I know that for more egalitarian Western societies, some people could care less whether someone has a degree or any formal credentials.  However, I expect to spend most of my time in Asia where it most certainly does matter.

5. More Options in Training Leaders

I currently have a Master of Divinity (M.Div) and a Master of Theology (Th.M), which qualifies me to teach both bachelor and masters level students.  I could keep doing what I am currently doing in Thailand without a Ph.D.   But if I have a Ph.D, I would additionally be able to teach Th.M or doctoral level courses, and supervise Ph.D students.  The seminary where I currently teach tops out at the Masters level, but is part of a consortium of seminaries in Asia which offers Th.M and doctoral programs.  If the opportunity arises to teach, mentor, or supervise church leaders from Thailand or other Southeast Asian countries through this consortium or in some other forum, having a Ph.D would give me that option.  One of my goals in teaching seminary students in Thailand is to look for keen, godly students who have the potential to be future seminary and bible college teachers, and to encourage and mentor them in that direction.  In the long term, the Thai church needs Thai seminary instructors more than it needs missionary seminary instructors, so I want help that happen.  Having a Ph.D would enable me to be involved in this aspect of developing leaders for the church in Thailand and elsewhere. 

6. The Seminary Where I Teach Wants Me to Get a Ph.D

The seminary in Bangkok where I’ve been teaching would love to have me teach there of the long-term, which I would love to do.  To that end, the director has strongly encouraged me to get a Ph.D.  As an academic institution and a ministerial training school, the seminary has a vested interest in improving the credentials and quality of their faculty.  As such, they’d like me to get further training so that I can improve my on-going contribution to the school and its students.

Our family’s plan is to move to Scotland in September 2017 for me to begin a three year Ph.D program in World Christianity at the University of Edinburgh.  During the second year of study, we expect to be back in Thailand for about 3 to 6 months for me to do research.  After that, we’ll be back in Scotland to do the write-up and complete the dissertation by June 2020, Lord willing.  Then we’ll return to Thailand to continue with seminary teaching and church planting, as we’ve been doing for the past four years or so.  That’s the plan at least, put together with much thought, prayer, and consultation with others.  Time will tell whether our plan matches the path that God has for us.  As Proverbs 16:9 says, “The heart of man plans his way, but the Lord establishes his steps.”
I intend to keep blogging more or less regularly while doing the Ph.D, sharing some of the nuggets of inspiration and challenge that I learn along the way. Watch this space. 

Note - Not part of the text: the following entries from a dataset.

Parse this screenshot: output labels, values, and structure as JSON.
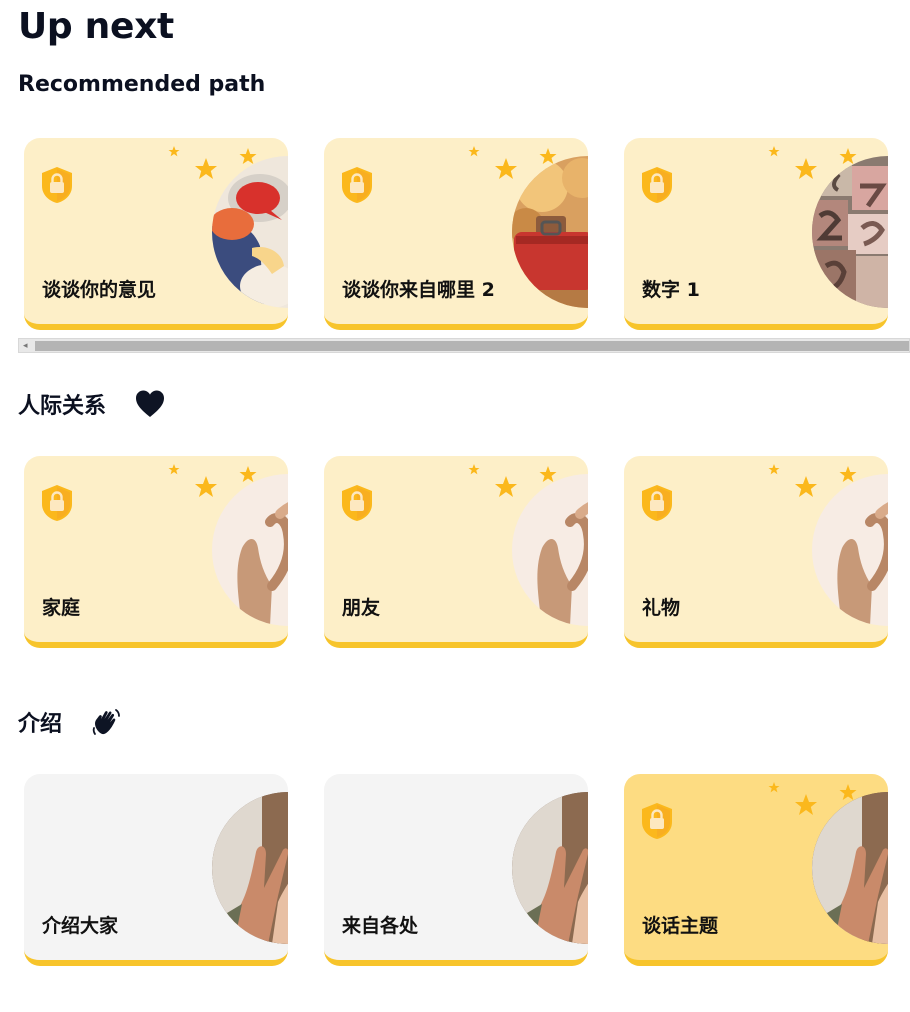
{
  "page": {
    "title": "Up next"
  },
  "sections": [
    {
      "heading": "Recommended path",
      "emoji": "",
      "cards": [
        {
          "label": "谈谈你的意见",
          "style": "light",
          "locked": true,
          "stars": true,
          "image": "speech-bubble-illustration"
        },
        {
          "label": "谈谈你来自哪里 2",
          "style": "light",
          "locked": true,
          "stars": true,
          "image": "red-suitcase-photo"
        },
        {
          "label": "数字 1",
          "style": "light",
          "locked": true,
          "stars": true,
          "image": "printing-numbers-photo"
        }
      ]
    },
    {
      "heading": "人际关系",
      "emoji": "black-heart-icon",
      "cards": [
        {
          "label": "家庭",
          "style": "light",
          "locked": true,
          "stars": true,
          "image": "heart-hands-photo"
        },
        {
          "label": "朋友",
          "style": "light",
          "locked": true,
          "stars": true,
          "image": "heart-hands-photo"
        },
        {
          "label": "礼物",
          "style": "light",
          "locked": true,
          "stars": true,
          "image": "heart-hands-photo"
        }
      ]
    },
    {
      "heading": "介绍",
      "emoji": "waving-hand-icon",
      "cards": [
        {
          "label": "介绍大家",
          "style": "grey",
          "locked": false,
          "stars": false,
          "image": "high-five-photo"
        },
        {
          "label": "来自各处",
          "style": "grey",
          "locked": false,
          "stars": false,
          "image": "high-five-photo"
        },
        {
          "label": "谈话主题",
          "style": "gold",
          "locked": true,
          "stars": true,
          "image": "high-five-photo"
        }
      ]
    }
  ],
  "colors": {
    "card_light": "#fdefc8",
    "card_grey": "#f4f4f4",
    "card_gold": "#fddc82",
    "accent": "#f7c42b",
    "star": "#fbb81c",
    "lock_shield": "#fbb81c"
  }
}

For Further Reading

 
 
 
 
 
 

Share this post

Submit to DeliciousSubmit to DiggSubmit to FacebookSubmit to Google BookmarksSubmit to StumbleuponSubmit to TechnoratiSubmit to TwitterSubmit to LinkedIn